Records provided:

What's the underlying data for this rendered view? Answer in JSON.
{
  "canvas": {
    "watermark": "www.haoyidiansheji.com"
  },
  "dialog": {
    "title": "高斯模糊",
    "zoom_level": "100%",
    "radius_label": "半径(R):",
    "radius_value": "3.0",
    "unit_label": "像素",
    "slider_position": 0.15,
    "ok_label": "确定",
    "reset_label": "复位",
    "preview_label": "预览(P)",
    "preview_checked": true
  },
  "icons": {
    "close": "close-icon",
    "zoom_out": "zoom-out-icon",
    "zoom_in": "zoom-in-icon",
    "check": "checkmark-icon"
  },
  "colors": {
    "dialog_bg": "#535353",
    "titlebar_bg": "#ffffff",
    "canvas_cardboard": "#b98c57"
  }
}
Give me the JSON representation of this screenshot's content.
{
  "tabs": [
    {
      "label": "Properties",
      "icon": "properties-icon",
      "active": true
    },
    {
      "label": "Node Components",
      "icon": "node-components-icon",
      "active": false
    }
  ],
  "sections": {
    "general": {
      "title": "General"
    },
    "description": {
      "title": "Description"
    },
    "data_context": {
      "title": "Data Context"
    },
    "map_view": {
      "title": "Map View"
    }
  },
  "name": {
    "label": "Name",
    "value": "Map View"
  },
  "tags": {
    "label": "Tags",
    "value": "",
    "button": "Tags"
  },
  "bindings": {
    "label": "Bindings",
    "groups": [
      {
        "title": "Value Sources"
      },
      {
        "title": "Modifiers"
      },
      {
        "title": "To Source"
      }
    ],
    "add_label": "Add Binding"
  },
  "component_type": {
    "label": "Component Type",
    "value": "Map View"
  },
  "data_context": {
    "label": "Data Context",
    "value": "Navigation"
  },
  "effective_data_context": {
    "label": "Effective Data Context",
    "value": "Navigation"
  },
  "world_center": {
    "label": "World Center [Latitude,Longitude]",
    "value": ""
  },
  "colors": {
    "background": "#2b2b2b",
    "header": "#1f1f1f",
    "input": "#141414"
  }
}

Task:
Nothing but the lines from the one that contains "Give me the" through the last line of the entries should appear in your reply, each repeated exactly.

Task solution:
Give me the JSON representation of this screenshot's content.
{
  "tabs": [
    {
      "label": "Properties",
      "icon": "properties-icon",
      "active": true
    },
    {
      "label": "Node Components",
      "icon": "node-components-icon",
      "active": false
    }
  ],
  "sections": {
    "general": {
      "title": "General"
    },
    "description": {
      "title": "Description"
    },
    "data_context": {
      "title": "Data Context"
    },
    "map_view": {
      "title": "Map View"
    }
  },
  "name": {
    "label": "Name",
    "value": "Map View"
  },
  "tags": {
    "label": "Tags",
    "value": "",
    "button": "Tags"
  },
  "bindings": {
    "label": "Bindings",
    "groups": [
      {
        "title": "Value Sources"
      },
      {
        "title": "Modifiers"
      },
      {
        "title": "To Source"
      }
    ],
    "add_label": "Add Binding"
  },
  "component_type": {
    "label": "Component Type",
    "value": "Map View"
  },
  "data_context": {
    "label": "Data Context",
    "value": "Navigation"
  },
  "effective_data_context": {
    "label": "Effective Data Context",
    "value": "Navigation"
  },
  "world_center": {
    "label": "World Center [Latitude,Longitude]",
    "value": ""
  },
  "colors": {
    "background": "#2b2b2b",
    "header": "#1f1f1f",
    "input": "#141414"
  }
}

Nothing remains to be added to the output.